# Find the coordinates of the points on the curve

• August 15th 2012, 06:12 PM
Find the coordinates of the points on the curve
I've encountered the following question:

Find the coordinates of the points on the curve $y=\frac{cos(x)}{2+sin(x)}, 0 \le x < 2\pi$, where the tangent is horizontal.

My plan was to take the derivative and then try to find where x goes to infinity by taking the limit. Things quickly fell apart.

I managed to get the derivative of $f'(x)=\frac{-sin^2(x)-2sin(x)-cos^2(x)}{(2+sin(x))^2}$ however when I check my work with WolframAlpha I'm told I'm wrong with $f'(x)=-\frac{2sin(x)+1}{(2+sin(x))^2}$. Now I can see the identity. However I see -1 and WolframAlpha is saying +1. My train of thought is $-sin^2(x)-cos^2(x)=-1$. So where is my basic algebra failing me with +1?

Furthermore, is my thought process correct by thinking I need to find the limit as $x\rightarrow\infty$?
• August 15th 2012, 08:58 PM
rainer
Re: Find the coordinates of the points on the curve
Your derivative and Wolfram's agree. Note that in the numerator $-\sin^2{x}-\cos^2{x}-2\sin{x}=-(2\sin{x}+1)$

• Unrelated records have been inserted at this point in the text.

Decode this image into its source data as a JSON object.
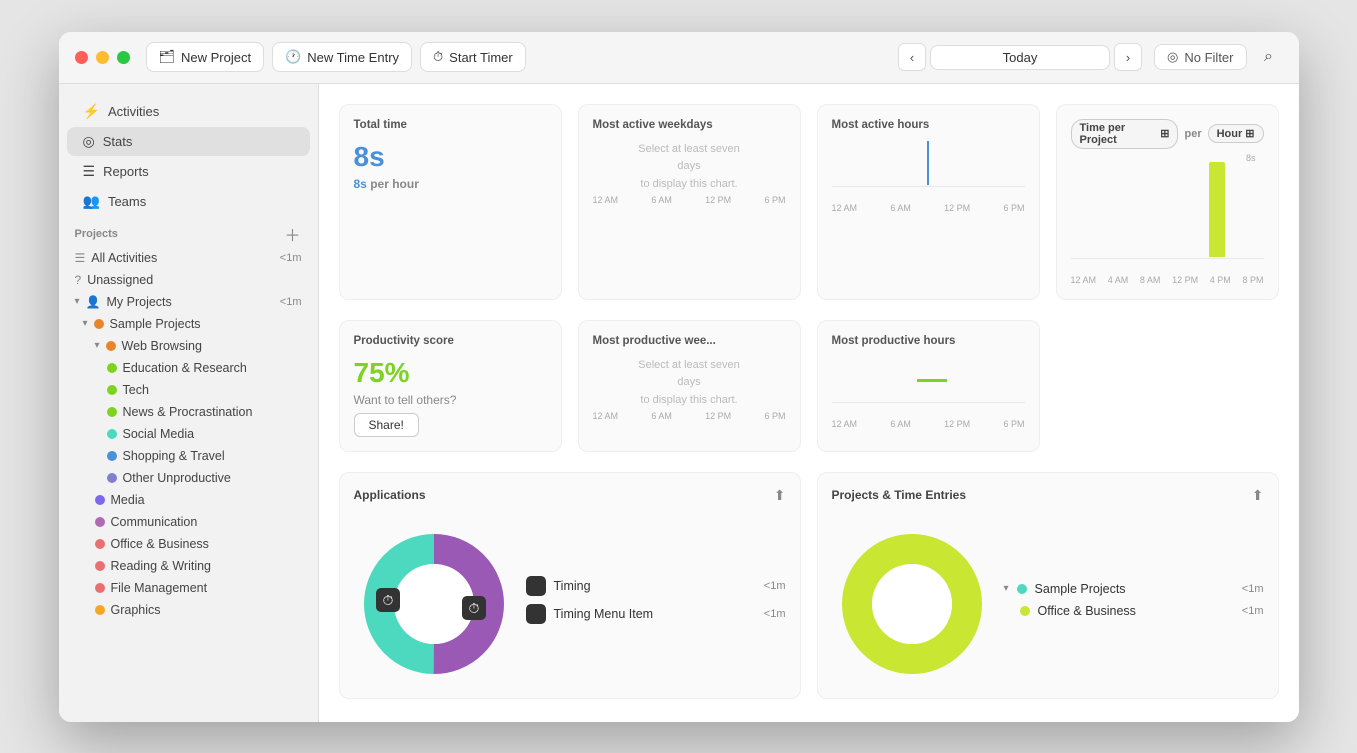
{
  "window": {
    "titlebar": {
      "new_project_label": "New Project",
      "new_time_entry_label": "New Time Entry",
      "start_timer_label": "Start Timer",
      "date_label": "Today",
      "no_filter_label": "No Filter"
    }
  },
  "sidebar": {
    "nav_items": [
      {
        "id": "activities",
        "label": "Activities",
        "icon": "⚡"
      },
      {
        "id": "stats",
        "label": "Stats",
        "icon": "◎",
        "active": true
      },
      {
        "id": "reports",
        "label": "Reports",
        "icon": "☰"
      },
      {
        "id": "teams",
        "label": "Teams",
        "icon": "👥"
      }
    ],
    "projects_header": "Projects",
    "projects": [
      {
        "id": "all",
        "label": "All Activities",
        "badge": "<1m",
        "indent": 0,
        "color": "#888",
        "icon": "☰"
      },
      {
        "id": "unassigned",
        "label": "Unassigned",
        "badge": "",
        "indent": 0,
        "color": "#888",
        "icon": "?"
      },
      {
        "id": "my-projects",
        "label": "My Projects",
        "badge": "<1m",
        "indent": 0,
        "color": "#888",
        "icon": "👤",
        "chevron": "▾"
      },
      {
        "id": "sample-projects",
        "label": "Sample Projects",
        "badge": "",
        "indent": 1,
        "color": "#e8852a",
        "dot": true,
        "chevron": "▾"
      },
      {
        "id": "web-browsing",
        "label": "Web Browsing",
        "badge": "",
        "indent": 2,
        "color": "#e8852a",
        "dot": true,
        "chevron": "▾"
      },
      {
        "id": "education",
        "label": "Education & Research",
        "badge": "",
        "indent": 3,
        "color": "#7ed321",
        "dot": true
      },
      {
        "id": "tech",
        "label": "Tech",
        "badge": "",
        "indent": 3,
        "color": "#7ed321",
        "dot": true
      },
      {
        "id": "news",
        "label": "News & Procrastination",
        "badge": "",
        "indent": 3,
        "color": "#7ed321",
        "dot": true
      },
      {
        "id": "social",
        "label": "Social Media",
        "badge": "",
        "indent": 3,
        "color": "#4dd9c0",
        "dot": true
      },
      {
        "id": "shopping",
        "label": "Shopping & Travel",
        "badge": "",
        "indent": 3,
        "color": "#4a90d9",
        "dot": true
      },
      {
        "id": "other",
        "label": "Other Unproductive",
        "badge": "",
        "indent": 3,
        "color": "#8080d0",
        "dot": true
      },
      {
        "id": "media",
        "label": "Media",
        "badge": "",
        "indent": 2,
        "color": "#7b68ee",
        "dot": true
      },
      {
        "id": "communication",
        "label": "Communication",
        "badge": "",
        "indent": 2,
        "color": "#b06ab3",
        "dot": true
      },
      {
        "id": "office",
        "label": "Office & Business",
        "badge": "",
        "indent": 2,
        "color": "#e87070",
        "dot": true
      },
      {
        "id": "reading",
        "label": "Reading & Writing",
        "badge": "",
        "indent": 2,
        "color": "#e87070",
        "dot": true
      },
      {
        "id": "file",
        "label": "File Management",
        "badge": "",
        "indent": 2,
        "color": "#e87070",
        "dot": true
      },
      {
        "id": "graphics",
        "label": "Graphics",
        "badge": "",
        "indent": 2,
        "color": "#f5a623",
        "dot": true
      }
    ]
  },
  "stats": {
    "total_time": {
      "title": "Total time",
      "value": "8s",
      "sub_label": "per hour",
      "sub_value": "8s"
    },
    "most_active_weekdays": {
      "title": "Most active weekdays",
      "placeholder": "Select at least seven\ndays\nto display this chart.",
      "labels": [
        "12 AM",
        "6 AM",
        "12 PM",
        "6 PM"
      ]
    },
    "most_active_hours": {
      "title": "Most active hours",
      "labels": [
        "12 AM",
        "6 AM",
        "12 PM",
        "6 PM"
      ]
    },
    "time_per_project": {
      "title": "Time per Project",
      "per_label": "per",
      "hour_label": "Hour",
      "bar_value_label": "8s",
      "labels": [
        "12 AM",
        "4 AM",
        "8 AM",
        "12 PM",
        "4 PM",
        "8 PM"
      ]
    },
    "productivity": {
      "title": "Productivity score",
      "value": "75%",
      "sub_label": "Want to tell others?",
      "share_label": "Share!"
    },
    "most_productive_week": {
      "title": "Most productive wee...",
      "placeholder": "Select at least seven\ndays\nto display this chart.",
      "labels": [
        "12 AM",
        "6 AM",
        "12 PM",
        "6 PM"
      ]
    },
    "most_productive_hours": {
      "title": "Most productive hours",
      "labels": [
        "12 AM",
        "6 AM",
        "12 PM",
        "6 PM"
      ]
    },
    "applications": {
      "title": "Applications",
      "items": [
        {
          "name": "Timing",
          "time": "<1m"
        },
        {
          "name": "Timing Menu Item",
          "time": "<1m"
        }
      ]
    },
    "projects_time_entries": {
      "title": "Projects & Time Entries",
      "items": [
        {
          "name": "Sample Projects",
          "time": "<1m",
          "color": "#4dd9c0",
          "chevron": true
        },
        {
          "name": "Office & Business",
          "time": "<1m",
          "color": "#c8e632",
          "indent": true
        }
      ]
    }
  }
}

Not sure why you would want to be concerned about the limit of y as x goes to infinity. Think more about the slope of the tangent line. What is the slope of a horizontal tangent line? Now that you have the derivative of the curve, what does the derivative tell you about slope?
• August 16th 2012, 09:49 AM